Micronutrients in plants

There are mainly six nos. of essential plant nutrient elements defined as micronutrients in plants. Those are: boron (B), zinc (Zn), manganese (Mn), copper (Cu), molybdenum (Mo), chlorine (Cl)]. They constitute in total less than 1% of the dry weight of most plants. Let us, we have some brief discussion about them:

Chlorine as Micronutrients in plants

Chlorine is absorbed as Cl - ion and possibly remains in this form without becoming a structural part of organic molecules. It helps in keeping anion-cation balance in cells and is essential for oxygen evolution in photosynthesis.
Chlorine deficiency symptoms include wilted leaves, which may ultimately attain a bronze color, and stunted roots thickened near the tips.

Manganese as Micronutrients in plants

As a bivalent manganous ions Manganese is absorbed largely. It is known to activate many enzymes involved in fatty acid synthesis and nitrate reduction, nucleic acid formation and the enzymes of the Kreb's cycle that decarboxylate and oxidise iso-citric acid. It is directly involved in photosynthesis reaction in which water is broken and oxygen is released.
Manganese as Micronutrients in plants, by deficiency of which is characterized by the appearance of chlorotic and necrotic spots in interveinal region of the leaf. Its deficiency also has a marked effect on chloroplasts which lose chlorophyll and starch grains, turn yellow-green in color and finally disintegrate.

Zinc as Micronutrients in plants

Plants use zinc in the form of Zn++ which are adsorbed to the soil surface and no organic matters in transferrable form. Zinc activates several enzymes, especially carboxylases, carbonic anhydrase, and dehydrogenases. It is also involved in biosynthesis of the plant auxin, indole-3- acetic acid. Moreover, zinc also plays an important role in protein synthesis.
The first sign of zinc deficiency appears in the form of interveinal chlorosis of mature leaves, starting at tips and margins. In severe zinc deficiency, leaves become smaller and internodes are shortened, resulting in stunted growth of the plant. The most easily recognized symptom of zinc deficiency is distorted appearance of leaves.

Boron as Micronutrients in plants

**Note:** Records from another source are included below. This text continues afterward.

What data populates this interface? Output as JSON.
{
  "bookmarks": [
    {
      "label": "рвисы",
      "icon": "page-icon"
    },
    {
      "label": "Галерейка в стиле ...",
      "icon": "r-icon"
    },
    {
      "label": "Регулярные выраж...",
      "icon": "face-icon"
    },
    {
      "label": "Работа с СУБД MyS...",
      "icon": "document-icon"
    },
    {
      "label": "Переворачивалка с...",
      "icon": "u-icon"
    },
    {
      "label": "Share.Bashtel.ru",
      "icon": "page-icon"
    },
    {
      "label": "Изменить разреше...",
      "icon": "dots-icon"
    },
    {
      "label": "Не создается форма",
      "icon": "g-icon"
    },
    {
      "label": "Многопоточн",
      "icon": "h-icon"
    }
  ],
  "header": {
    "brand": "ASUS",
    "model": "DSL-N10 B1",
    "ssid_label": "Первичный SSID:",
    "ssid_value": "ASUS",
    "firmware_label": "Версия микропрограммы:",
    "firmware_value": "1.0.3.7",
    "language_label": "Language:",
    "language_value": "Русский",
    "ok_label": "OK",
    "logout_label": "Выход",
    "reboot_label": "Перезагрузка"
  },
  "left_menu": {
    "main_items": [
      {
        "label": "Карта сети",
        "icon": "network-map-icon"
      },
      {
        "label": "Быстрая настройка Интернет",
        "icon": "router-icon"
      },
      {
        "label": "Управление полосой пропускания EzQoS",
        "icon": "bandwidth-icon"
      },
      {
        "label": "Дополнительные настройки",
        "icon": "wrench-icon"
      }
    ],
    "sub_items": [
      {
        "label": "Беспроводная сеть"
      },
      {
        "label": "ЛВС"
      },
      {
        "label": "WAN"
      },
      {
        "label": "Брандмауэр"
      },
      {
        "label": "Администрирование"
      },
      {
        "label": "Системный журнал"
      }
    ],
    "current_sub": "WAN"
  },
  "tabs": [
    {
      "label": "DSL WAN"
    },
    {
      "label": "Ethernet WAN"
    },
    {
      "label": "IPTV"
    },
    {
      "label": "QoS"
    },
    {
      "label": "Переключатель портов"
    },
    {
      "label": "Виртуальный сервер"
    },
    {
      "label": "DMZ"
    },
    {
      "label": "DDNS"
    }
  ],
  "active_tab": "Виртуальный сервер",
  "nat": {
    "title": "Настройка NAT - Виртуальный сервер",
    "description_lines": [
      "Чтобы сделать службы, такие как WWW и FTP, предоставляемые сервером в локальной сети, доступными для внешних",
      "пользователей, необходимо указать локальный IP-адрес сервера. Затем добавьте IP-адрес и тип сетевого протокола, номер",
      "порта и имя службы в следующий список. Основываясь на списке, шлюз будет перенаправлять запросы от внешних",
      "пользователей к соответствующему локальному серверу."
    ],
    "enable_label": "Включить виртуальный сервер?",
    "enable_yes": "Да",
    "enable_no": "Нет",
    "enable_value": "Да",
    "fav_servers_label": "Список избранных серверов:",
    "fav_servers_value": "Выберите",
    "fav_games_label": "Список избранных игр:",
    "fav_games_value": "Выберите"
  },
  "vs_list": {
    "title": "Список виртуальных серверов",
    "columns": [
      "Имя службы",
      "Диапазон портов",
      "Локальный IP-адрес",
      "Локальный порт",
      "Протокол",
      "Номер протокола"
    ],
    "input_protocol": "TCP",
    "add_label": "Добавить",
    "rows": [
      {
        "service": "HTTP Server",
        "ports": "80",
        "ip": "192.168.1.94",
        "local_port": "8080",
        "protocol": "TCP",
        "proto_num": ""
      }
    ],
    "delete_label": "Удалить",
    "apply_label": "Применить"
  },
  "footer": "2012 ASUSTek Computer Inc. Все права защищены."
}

Boron is largely absorbed from soil in the form of soluble borate and tetra-borate ions. It is intricate in protein synthesis, nitrogen, calcium and potassium metabolism and carbohydrate conveyance within the plant. It also plays an important role in cellular differentiation and growth, fertilization, active salt absorption, hormone metabolism, fat metabolism, water relations and photosynthesis.
Symptom of boron deficiency is the death of the shoot tip. Leaves develop a thick coppery texture and sometimes curl and become quite brittle and roots are stunted. A general disintegration of internal tissue results in deviations such as heart rot of sugar beet, internal cork formation in apples, brown heart of turnips and rolling of leaves in potatoes.

Molybdenum as Micronutrients in plants

Molybdenum occurs to a large extent in soils in the form of molybdate ion and is active in hexavalent state. It occurs in the soil as three forms—dissolved, exchangeable and non-exchangeable. It plays an important role in gaseous nitrogen fixation and nitrogen metabolism.
The first noticeable symptom of molybdenum deficiency is chlorotic interveinal mottling of lower leaves. It is followed by marginal necrosis and in-folding of leaves, and under more severe condition, mottled areas may become necrotic.

Copper as Micronutrients in plants

Copper is mostly absorbed by plants as cupric or cuprous ions. Copper undergoes alternate oxidation and reduction as it acts as an electron carrier and part of certain enzymes like phenolases, laccase and ascorbic acid oxidases. It is an essential part of plasto-cyanin and polyphenol oxidase. It may also play catalytic role in nitrogen obsession.
Copper deficiency reasons necrosis of the tips of young leaves that proceeds along the margins and gives the leaf a withered appearance under more severe conditions. Leaves may be eventually lost and the whole plant appears wilted. Copper deficiency also leads to interference in respiratory activities. Withering of tips of young leaves of oats/citrus is common visual copper deficiency symptom.